**Aim of the task**. Match the string "address" against each line below, and copy every line that matches.
Data section start
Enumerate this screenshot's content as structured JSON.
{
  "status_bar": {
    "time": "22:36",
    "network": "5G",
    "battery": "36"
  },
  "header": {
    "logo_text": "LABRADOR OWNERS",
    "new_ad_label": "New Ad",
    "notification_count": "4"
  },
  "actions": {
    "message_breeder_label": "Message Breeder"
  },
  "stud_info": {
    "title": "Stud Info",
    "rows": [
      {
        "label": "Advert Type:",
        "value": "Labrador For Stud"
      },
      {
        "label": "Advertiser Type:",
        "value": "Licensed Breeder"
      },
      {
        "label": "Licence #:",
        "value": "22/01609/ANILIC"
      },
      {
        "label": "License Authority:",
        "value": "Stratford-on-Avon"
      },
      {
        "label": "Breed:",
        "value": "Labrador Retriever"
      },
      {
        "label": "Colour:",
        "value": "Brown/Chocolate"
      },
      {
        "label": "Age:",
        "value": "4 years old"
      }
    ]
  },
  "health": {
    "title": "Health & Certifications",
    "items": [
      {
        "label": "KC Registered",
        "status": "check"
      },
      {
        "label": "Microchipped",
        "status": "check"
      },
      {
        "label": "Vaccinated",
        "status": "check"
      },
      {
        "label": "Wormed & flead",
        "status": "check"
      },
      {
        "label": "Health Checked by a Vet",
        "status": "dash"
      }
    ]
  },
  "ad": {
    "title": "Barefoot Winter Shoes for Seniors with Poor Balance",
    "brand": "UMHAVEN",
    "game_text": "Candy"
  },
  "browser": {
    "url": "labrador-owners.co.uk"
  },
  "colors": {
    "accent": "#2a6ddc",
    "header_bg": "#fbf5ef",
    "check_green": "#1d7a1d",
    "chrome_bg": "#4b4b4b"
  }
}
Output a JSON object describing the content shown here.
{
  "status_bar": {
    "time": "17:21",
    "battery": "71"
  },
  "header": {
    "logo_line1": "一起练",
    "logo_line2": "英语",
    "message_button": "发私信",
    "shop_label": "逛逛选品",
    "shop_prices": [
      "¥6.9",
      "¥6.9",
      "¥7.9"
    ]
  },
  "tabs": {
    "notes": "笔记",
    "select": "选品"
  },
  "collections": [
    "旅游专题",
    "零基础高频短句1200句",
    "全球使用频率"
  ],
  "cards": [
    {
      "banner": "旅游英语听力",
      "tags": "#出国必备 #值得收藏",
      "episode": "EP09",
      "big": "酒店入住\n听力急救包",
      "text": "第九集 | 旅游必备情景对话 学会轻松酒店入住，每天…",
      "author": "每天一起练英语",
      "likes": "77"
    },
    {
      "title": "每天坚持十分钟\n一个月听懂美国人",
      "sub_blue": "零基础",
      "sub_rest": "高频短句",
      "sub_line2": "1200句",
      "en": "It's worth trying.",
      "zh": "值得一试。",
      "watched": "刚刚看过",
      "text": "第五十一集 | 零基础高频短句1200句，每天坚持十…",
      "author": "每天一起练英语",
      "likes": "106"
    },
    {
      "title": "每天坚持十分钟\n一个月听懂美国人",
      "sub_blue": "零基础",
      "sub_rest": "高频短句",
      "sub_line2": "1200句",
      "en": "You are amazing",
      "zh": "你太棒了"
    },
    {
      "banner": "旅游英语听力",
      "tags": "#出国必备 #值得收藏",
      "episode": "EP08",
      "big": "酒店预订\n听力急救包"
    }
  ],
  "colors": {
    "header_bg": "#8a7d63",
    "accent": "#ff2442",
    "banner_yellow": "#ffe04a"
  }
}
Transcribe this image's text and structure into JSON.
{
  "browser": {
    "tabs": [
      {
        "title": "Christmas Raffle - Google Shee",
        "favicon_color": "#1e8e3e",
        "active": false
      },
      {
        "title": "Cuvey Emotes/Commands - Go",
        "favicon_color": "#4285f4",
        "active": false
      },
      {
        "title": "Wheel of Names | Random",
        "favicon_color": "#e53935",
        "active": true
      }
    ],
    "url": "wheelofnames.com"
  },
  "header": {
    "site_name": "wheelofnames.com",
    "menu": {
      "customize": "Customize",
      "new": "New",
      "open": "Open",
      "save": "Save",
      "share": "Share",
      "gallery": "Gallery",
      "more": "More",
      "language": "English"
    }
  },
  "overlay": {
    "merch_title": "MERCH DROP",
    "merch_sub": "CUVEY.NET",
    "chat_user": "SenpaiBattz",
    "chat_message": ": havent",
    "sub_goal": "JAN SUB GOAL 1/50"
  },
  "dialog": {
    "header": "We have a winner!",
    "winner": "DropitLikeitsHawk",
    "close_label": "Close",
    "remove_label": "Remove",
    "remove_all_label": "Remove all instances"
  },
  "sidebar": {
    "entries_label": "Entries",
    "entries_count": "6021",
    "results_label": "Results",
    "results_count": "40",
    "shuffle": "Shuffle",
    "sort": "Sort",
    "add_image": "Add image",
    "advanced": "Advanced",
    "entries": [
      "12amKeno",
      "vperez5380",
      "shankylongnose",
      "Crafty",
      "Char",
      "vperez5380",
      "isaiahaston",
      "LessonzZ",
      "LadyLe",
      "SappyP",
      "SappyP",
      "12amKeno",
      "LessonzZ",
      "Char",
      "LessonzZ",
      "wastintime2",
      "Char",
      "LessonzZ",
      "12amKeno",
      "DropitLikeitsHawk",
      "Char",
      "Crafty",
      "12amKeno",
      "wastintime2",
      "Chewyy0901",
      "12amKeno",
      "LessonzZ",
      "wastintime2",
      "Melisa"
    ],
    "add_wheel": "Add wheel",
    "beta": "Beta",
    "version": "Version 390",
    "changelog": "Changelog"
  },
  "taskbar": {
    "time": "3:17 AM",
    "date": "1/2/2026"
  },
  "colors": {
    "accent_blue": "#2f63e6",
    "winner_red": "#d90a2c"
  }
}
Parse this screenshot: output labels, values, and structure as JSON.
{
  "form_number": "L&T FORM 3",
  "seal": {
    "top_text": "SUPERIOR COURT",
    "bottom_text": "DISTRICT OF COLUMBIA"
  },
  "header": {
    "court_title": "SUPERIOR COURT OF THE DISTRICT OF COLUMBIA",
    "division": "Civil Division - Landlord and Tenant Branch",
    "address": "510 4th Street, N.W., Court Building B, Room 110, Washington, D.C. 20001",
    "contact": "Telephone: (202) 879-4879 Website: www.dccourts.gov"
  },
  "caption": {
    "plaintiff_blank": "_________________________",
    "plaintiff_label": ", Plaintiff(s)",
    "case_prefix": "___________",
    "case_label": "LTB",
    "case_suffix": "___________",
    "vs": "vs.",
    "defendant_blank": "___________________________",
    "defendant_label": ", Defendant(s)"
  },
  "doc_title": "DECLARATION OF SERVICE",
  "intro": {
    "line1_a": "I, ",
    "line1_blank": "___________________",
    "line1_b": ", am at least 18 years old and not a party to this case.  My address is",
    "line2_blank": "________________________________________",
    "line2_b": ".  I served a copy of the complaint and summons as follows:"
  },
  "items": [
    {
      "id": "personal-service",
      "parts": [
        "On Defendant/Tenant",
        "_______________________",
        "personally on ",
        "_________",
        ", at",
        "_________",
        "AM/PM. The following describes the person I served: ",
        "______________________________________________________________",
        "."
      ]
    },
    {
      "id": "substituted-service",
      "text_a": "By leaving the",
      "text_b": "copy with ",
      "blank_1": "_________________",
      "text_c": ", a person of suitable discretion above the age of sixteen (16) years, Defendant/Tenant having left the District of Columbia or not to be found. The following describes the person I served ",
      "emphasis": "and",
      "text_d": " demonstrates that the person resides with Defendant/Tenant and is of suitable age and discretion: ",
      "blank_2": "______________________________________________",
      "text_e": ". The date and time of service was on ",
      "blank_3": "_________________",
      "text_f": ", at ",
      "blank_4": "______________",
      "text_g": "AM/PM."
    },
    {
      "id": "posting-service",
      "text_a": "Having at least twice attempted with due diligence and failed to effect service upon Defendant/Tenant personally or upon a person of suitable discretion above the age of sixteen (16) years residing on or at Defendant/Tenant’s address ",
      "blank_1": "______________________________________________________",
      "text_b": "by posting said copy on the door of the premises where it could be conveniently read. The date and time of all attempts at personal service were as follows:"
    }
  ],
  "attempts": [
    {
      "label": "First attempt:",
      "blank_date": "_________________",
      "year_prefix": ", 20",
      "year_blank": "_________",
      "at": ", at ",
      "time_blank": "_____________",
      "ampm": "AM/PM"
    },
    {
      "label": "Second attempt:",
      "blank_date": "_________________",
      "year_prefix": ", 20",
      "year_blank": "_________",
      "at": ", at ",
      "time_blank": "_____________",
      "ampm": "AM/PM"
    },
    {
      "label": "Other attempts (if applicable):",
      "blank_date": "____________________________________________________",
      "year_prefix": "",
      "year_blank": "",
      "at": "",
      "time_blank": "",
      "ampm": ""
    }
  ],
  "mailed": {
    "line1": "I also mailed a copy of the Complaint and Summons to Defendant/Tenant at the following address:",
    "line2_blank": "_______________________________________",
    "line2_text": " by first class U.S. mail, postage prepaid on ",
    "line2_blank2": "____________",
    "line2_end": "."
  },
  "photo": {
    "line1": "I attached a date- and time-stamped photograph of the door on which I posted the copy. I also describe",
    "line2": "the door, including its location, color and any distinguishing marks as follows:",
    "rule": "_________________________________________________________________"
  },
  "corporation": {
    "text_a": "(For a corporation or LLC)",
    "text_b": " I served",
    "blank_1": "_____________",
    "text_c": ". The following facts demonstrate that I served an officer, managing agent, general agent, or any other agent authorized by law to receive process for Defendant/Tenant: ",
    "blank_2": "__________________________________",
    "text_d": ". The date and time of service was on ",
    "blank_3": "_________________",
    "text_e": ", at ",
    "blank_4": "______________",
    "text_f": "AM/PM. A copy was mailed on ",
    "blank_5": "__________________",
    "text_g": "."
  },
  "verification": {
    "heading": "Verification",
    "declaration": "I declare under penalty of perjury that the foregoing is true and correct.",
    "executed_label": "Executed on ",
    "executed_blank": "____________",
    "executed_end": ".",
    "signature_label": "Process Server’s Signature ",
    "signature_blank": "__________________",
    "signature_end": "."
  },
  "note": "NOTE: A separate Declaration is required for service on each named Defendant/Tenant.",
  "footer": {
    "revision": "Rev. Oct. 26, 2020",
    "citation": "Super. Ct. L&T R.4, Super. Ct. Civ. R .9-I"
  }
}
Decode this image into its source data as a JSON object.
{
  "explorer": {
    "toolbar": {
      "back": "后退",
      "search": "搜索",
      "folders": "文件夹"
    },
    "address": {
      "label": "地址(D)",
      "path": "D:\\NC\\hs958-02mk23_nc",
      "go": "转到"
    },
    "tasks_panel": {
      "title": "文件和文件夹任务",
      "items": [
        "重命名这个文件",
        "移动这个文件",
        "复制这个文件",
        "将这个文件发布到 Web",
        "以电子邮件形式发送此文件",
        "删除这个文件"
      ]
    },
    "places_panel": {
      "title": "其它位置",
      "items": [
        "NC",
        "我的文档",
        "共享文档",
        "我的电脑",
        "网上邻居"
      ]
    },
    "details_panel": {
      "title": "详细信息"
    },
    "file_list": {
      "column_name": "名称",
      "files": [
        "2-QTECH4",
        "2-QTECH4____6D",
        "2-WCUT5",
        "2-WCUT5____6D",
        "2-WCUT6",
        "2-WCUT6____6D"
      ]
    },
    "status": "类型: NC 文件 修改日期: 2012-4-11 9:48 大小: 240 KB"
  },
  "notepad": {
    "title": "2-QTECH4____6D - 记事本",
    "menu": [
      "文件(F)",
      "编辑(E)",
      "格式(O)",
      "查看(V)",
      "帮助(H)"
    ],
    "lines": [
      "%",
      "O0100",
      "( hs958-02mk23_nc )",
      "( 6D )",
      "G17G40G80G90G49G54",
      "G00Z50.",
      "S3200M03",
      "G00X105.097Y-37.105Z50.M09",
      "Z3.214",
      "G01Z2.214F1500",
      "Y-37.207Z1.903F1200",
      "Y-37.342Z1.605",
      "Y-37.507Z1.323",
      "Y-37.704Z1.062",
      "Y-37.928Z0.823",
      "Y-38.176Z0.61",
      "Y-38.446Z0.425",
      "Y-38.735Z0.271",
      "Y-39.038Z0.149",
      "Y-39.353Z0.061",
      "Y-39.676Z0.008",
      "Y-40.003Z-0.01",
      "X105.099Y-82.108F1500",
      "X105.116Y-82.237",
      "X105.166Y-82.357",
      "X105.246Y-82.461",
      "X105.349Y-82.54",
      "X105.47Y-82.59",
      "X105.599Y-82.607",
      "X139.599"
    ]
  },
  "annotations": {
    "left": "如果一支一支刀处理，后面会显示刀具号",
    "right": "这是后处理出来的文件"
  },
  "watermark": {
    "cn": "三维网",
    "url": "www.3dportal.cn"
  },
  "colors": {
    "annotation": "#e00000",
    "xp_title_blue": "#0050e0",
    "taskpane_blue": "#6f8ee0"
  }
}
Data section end
**Finished exercise**.
    "address": "510 4th Street, N.W., Court Building B, Room 110, Washington, D.C. 20001",
    "line1_b": ", am at least 18 years old and not a party to this case.  My address is",
      "text_a": "Having at least twice attempted with due diligence and failed to effect service upon Defendant/Tenant personally or upon a person of suitable discretion above the age of sixteen (16) years residing on or at Defendant/Tenant’s address ",
    "line1": "I also mailed a copy of the Complaint and Summons to Defendant/Tenant at the following address:",
    "address": {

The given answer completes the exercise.